Author/s: Dhungana RR, Aryal N, Adhikary P, Kc RK, Regmi PR, Devkota B, Sharma GN, Wickramage K, van Teijlingen E, Simkhada P
BACKGROUND: Since Nepali cross-border migrants can freely enter, work and stay in India, they are largely undocumented. The majority is involved in semi-skilled or unskilled jobs with limited labour rights and social security, a fact which predisposes them to psychological distress. We aimed to assess the prevalence of and factors associated with psychological morbidity among Nepali migrants upon their return from India.
METHODS: A community-based cross-…Read more
The need for an evidence-informed, multi-sectoral and community participatory action framework to address the practice of female genital mutilation in Sri Lanka
Author/s: Kolitha Wickramage, L. Senanayake, N. Mapitigama, J. Karunasinghe, E. Teagal
Background: Female genital mutilation or cutting comprises all procedures that involve partial or total removal of the female external genitalia and or injury to the female genital organs. The practice is most common in 30 countries in the Western, Eastern, and North-eastern regions of Africa, and in selected countries the Middle East and Asia. With increased migration from such countries, health professionals in destination countries. are confronted with the challenge of caring for women…Read more
Health status of returning refugees, internally displaced persons, and the host community in a post-conflict district in northern Sri Lanka: a cross-sectional survey
Author/s: Rachel Burns, Kolitha Wickramage, Anwar Musah, Chesmal Siriwardhana, Francesco Checchi
Background Although the adverse impacts of conflict-driven displacement on health are well-documented, less is known about how health status and associated risk factors differ according to displacement experience. This study quantifies health status and quality of life among returning refugees, internally displaced persons, and the host community in a post-conflict district in Northern Sri Lanka, and explores associated risk factors.
Author/s: Nicola Pocock, Rapeepong Suphanchaimat, Chee Khoon Chan, Erwin Martinez Faller, Nicholas Harrigan, Veena Pillai, Kolitha Wickramage
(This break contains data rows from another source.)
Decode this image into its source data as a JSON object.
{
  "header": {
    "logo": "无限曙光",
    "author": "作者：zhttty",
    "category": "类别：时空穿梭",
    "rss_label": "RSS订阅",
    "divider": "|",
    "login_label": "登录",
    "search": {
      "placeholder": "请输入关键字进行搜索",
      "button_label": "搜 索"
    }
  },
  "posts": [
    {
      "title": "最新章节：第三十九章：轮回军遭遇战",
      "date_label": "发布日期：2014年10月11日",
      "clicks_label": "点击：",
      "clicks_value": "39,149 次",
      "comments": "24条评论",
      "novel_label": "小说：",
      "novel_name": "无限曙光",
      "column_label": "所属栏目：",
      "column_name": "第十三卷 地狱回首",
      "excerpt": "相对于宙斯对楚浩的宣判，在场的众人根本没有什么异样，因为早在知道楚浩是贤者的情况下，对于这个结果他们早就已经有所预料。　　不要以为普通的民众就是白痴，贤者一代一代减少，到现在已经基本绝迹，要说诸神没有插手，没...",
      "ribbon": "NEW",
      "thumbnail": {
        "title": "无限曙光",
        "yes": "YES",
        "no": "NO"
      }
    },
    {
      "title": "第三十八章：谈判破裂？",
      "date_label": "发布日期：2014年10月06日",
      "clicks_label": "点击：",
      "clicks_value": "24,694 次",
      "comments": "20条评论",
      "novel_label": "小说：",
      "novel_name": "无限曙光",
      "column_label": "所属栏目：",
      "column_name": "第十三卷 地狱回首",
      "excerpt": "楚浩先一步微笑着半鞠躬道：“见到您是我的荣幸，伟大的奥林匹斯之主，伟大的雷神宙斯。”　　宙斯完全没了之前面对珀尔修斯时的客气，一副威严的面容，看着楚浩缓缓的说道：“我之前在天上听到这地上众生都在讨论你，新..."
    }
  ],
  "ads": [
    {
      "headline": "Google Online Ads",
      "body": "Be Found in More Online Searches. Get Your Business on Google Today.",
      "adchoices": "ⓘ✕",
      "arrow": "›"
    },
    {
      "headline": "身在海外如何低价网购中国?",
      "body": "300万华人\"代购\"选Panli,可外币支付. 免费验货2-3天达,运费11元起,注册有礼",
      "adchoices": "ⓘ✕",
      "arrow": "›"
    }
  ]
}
Migrants and refugees face challenges accessing both healthcare and good social determinants of health in Malaysia. Participants at the “Migrant and Refugee Health in Malaysia workshop, Kuala Lumpur, 9-10 November 2017” scoped these challenges within the regional ASEAN context, identifying gaps in knowledge and practical steps forward to improve the evidence base in the Malaysia.
Despite the growing recognition of the importance that migration health plays in advancing global health and sustainable development goals, there is a paucity of technical guidance and “lessons learned” documents to guide Member States, international organizations, academia, civil society and other stakeholders seeking to develop effective migration health policies and interventions using evidence-based approaches. Governments today are faced with the challenge of…Read more
Author/s: Chesmal Siriwardhana, Kolitha Wickramage
The number of people affected by protracted conflicts is surging, especially in North Africa, the Middle East, and eastern Europe, leading to large-scale population displacements. Conflict-related violence and displacement have a direct association with mental health problems.For example, in Sri Lanka—a country emerging from three decades of civil conflict—populations are showing substantial negative mental health consequences of conflict, such as depression,…Read more
Author/s: Kolitha Wickramage, Chesmal Siriwardhana
Migration is rapidly reshaping the world. Low-skilled labour migration, in particular, is driven by disparities in income, wealth, and work opportunities. Labour migrants are increasingly flowing among low-income and middle-income nations in Asia, Africa, and the Middle East.1 Migrant workers and the family members they leave behind number about 193 million,1 of whom 52–100 million people are domestic workers in low-skilled, so-called difficult, degrading, and dangerous…Read more